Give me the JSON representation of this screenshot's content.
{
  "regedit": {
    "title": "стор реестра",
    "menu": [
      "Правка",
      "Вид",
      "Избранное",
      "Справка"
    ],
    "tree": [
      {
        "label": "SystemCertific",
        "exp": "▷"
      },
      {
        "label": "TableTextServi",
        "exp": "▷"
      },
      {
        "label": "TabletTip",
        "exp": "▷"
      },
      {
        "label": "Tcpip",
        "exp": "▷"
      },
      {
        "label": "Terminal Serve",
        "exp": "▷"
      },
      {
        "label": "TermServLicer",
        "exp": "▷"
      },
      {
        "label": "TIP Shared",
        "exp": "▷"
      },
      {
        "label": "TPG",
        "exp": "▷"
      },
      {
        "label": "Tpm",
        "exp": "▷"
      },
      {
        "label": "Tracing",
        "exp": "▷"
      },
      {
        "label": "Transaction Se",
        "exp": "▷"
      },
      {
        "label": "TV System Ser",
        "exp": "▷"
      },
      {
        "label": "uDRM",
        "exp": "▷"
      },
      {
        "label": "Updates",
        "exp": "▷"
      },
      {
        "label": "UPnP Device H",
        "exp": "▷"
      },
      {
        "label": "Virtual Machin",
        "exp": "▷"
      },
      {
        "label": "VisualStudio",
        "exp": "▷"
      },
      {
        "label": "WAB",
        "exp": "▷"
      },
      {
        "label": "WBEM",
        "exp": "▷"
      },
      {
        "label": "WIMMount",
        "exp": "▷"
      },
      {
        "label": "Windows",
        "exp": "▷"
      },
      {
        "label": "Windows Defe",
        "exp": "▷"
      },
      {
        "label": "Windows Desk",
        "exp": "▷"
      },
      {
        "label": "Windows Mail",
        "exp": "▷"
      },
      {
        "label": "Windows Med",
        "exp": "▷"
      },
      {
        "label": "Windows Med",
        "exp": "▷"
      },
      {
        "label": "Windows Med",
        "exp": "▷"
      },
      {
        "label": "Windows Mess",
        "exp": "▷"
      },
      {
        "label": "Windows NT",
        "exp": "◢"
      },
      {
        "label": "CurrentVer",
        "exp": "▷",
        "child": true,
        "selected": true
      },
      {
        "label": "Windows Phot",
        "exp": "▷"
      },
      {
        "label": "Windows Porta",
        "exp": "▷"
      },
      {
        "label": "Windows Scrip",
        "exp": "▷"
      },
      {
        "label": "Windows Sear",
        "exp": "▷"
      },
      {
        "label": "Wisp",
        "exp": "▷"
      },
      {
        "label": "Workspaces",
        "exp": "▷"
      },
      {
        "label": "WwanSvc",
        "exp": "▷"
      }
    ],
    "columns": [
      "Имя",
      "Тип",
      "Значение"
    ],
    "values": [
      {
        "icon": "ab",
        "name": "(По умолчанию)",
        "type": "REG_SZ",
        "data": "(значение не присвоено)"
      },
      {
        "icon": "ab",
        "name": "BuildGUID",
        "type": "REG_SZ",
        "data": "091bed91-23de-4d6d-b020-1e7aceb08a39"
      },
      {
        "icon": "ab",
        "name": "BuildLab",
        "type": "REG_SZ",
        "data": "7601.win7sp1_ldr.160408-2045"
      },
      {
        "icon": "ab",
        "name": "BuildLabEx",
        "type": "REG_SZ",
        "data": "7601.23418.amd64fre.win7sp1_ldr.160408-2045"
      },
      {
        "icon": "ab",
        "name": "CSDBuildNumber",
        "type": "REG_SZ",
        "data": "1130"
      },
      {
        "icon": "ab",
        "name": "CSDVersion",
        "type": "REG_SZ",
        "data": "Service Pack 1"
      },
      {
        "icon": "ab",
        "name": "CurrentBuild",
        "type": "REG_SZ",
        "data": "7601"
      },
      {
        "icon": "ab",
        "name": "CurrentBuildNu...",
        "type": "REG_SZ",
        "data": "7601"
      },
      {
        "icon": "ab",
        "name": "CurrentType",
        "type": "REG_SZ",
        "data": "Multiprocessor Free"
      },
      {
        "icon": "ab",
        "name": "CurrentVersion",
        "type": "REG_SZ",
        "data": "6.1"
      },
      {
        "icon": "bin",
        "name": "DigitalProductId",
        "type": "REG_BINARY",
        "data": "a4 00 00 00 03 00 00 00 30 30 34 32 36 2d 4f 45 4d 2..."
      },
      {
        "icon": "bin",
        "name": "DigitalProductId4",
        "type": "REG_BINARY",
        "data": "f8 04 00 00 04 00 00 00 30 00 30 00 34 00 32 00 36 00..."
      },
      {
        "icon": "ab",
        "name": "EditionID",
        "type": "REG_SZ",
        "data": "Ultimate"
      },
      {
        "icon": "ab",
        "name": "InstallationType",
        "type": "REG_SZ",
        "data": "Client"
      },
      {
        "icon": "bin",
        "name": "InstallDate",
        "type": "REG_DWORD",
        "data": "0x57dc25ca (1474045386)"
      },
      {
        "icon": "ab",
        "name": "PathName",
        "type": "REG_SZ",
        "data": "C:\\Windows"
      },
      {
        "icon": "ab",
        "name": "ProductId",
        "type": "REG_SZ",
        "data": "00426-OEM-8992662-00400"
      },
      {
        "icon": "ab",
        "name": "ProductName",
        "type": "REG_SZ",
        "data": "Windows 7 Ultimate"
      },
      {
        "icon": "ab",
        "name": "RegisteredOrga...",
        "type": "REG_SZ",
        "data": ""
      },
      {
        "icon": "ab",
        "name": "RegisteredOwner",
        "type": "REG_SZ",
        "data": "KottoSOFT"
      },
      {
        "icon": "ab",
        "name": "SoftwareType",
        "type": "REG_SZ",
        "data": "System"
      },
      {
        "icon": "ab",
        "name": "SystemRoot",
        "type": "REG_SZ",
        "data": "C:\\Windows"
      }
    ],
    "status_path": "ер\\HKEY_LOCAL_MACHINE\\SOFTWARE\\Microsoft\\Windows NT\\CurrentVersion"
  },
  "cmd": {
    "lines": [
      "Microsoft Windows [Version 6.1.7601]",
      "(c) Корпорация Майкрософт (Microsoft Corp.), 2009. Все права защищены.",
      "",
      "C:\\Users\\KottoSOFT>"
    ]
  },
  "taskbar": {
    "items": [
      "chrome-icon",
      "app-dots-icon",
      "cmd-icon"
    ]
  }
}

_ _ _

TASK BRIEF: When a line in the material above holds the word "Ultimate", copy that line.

YOUR SOLUTION:
        "data": "Ultimate"
        "data": "Windows 7 Ultimate"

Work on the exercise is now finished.